“What is shoyu?”
I explained that it is what we call soy sauce in Hawai’i.
But it turns out I was wrong. Soy sauce and Shoyu aren’t even the same thing.
We grew up saying shoyu in Hawai’i. We use it A LOT. I even lived in Japan. But I am embarrassed to say, I didn’t know much about it. Not even what is in it. I just called any black sauce in a bottle SHOYU and dumped it on everything.
Soy sauce is actually one of the oldest condiments in the world ( 3 millennia worth of history). It is a by-product of fermented soybeans and wheat that have been mixed with brine, then packed with sea salt and koji, a type of mold.
But Soy sauce and Shoyu are 2 different things.
Soy Sauce is Chinese made with 100% soy, and “Shoyu” is Japanese (wheat based) and slightly sweeter and thinner than Chinese sauces.
The traditional process can take months and years. OR just days using Chemical Hydrolysis. And here is a big difference in taste!
Fermented soy sauce, made using the traditional method, is said to have multiple health benefits because of the process it goes through when being made. It supposedly helps the digestive system, cardiovascular system and immune system. And it contains antioxidants that help the large intestine to produce good bacteria.
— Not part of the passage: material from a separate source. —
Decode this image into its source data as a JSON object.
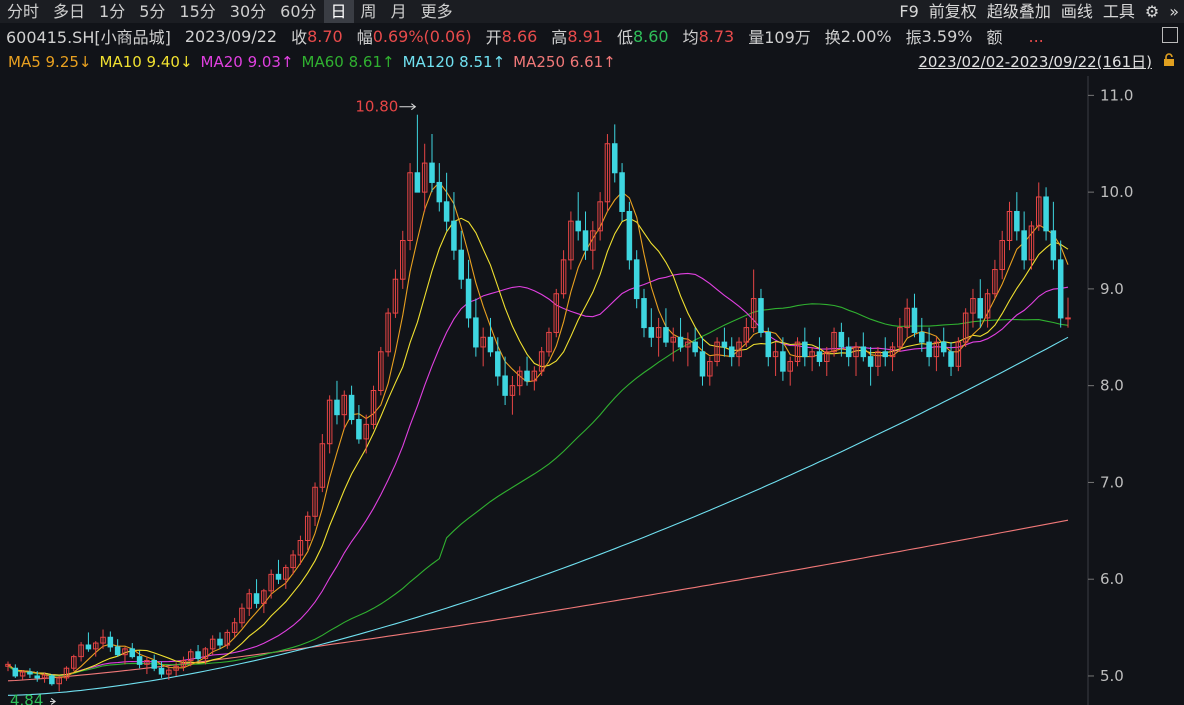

Honestly, they could have told me it was made from old engine oil and I don’t think it would matter to us. Shoyu is probably the most used condiment in Hawai’i followed by Chili Peppah Wata. IYKYK. 🙂